## [EXERCISE OBJECTIVE]
All the entries that follow must be written out again exactly.

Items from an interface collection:
▶

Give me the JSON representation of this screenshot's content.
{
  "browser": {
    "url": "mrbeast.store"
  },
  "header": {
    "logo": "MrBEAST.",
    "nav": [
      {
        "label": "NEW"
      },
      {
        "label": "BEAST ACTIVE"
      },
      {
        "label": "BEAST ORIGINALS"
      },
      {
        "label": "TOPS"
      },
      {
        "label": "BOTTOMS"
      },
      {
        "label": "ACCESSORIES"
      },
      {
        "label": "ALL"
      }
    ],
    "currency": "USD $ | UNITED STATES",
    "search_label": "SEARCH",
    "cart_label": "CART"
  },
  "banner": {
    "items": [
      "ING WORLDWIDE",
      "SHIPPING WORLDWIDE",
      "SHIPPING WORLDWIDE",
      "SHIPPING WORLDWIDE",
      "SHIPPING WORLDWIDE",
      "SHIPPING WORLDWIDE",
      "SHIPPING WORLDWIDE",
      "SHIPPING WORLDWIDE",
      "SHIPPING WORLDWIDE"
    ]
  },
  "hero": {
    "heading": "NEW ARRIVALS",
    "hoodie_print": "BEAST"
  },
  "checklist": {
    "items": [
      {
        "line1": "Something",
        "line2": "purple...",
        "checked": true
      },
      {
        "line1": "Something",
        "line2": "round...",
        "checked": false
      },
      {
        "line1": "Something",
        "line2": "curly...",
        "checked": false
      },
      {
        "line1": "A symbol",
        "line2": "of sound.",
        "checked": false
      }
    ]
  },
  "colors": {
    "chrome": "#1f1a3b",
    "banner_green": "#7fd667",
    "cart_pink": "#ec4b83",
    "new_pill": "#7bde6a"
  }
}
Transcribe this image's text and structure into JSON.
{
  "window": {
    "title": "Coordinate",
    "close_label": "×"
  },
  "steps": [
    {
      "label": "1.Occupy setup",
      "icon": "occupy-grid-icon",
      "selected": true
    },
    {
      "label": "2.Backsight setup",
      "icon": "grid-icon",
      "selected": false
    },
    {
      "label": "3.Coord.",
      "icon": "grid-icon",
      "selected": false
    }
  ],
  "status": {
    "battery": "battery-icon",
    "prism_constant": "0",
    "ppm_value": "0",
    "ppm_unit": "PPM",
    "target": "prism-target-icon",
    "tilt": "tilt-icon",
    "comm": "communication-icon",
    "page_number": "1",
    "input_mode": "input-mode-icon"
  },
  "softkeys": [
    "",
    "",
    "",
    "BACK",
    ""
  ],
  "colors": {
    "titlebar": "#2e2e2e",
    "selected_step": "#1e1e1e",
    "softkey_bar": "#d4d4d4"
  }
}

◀

## [OUTPUT FOR THIS TASK]
Give me the JSON representation of this screenshot's content.
{
  "browser": {
    "url": "mrbeast.store"
  },
  "header": {
    "logo": "MrBEAST.",
    "nav": [
      {
        "label": "NEW"
      },
      {
        "label": "BEAST ACTIVE"
      },
      {
        "label": "BEAST ORIGINALS"
      },
      {
        "label": "TOPS"
      },
      {
        "label": "BOTTOMS"
      },
      {
        "label": "ACCESSORIES"
      },
      {
        "label": "ALL"
      }
    ],
    "currency": "USD $ | UNITED STATES",
    "search_label": "SEARCH",
    "cart_label": "CART"
  },
  "banner": {
    "items": [
      "ING WORLDWIDE",
      "SHIPPING WORLDWIDE",
      "SHIPPING WORLDWIDE",
      "SHIPPING WORLDWIDE",
      "SHIPPING WORLDWIDE",
      "SHIPPING WORLDWIDE",
      "SHIPPING WORLDWIDE",
      "SHIPPING WORLDWIDE",
      "SHIPPING WORLDWIDE"
    ]
  },
  "hero": {
    "heading": "NEW ARRIVALS",
    "hoodie_print": "BEAST"
  },
  "checklist": {
    "items": [
      {
        "line1": "Something",
        "line2": "purple...",
        "checked": true
      },
      {
        "line1": "Something",
        "line2": "round...",
        "checked": false
      },
      {
        "line1": "Something",
        "line2": "curly...",
        "checked": false
      },
      {
        "line1": "A symbol",
        "line2": "of sound.",
        "checked": false
      }
    ]
  },
  "colors": {
    "chrome": "#1f1a3b",
    "banner_green": "#7fd667",
    "cart_pink": "#ec4b83",
    "new_pill": "#7bde6a"
  }
}
Transcribe this image's text and structure into JSON.
{
  "window": {
    "title": "Coordinate",
    "close_label": "×"
  },
  "steps": [
    {
      "label": "1.Occupy setup",
      "icon": "occupy-grid-icon",
      "selected": true
    },
    {
      "label": "2.Backsight setup",
      "icon": "grid-icon",
      "selected": false
    },
    {
      "label": "3.Coord.",
      "icon": "grid-icon",
      "selected": false
    }
  ],
  "status": {
    "battery": "battery-icon",
    "prism_constant": "0",
    "ppm_value": "0",
    "ppm_unit": "PPM",
    "target": "prism-target-icon",
    "tilt": "tilt-icon",
    "comm": "communication-icon",
    "page_number": "1",
    "input_mode": "input-mode-icon"
  },
  "softkeys": [
    "",
    "",
    "",
    "BACK",
    ""
  ],
  "colors": {
    "titlebar": "#2e2e2e",
    "selected_step": "#1e1e1e",
    "softkey_bar": "#d4d4d4"
  }
}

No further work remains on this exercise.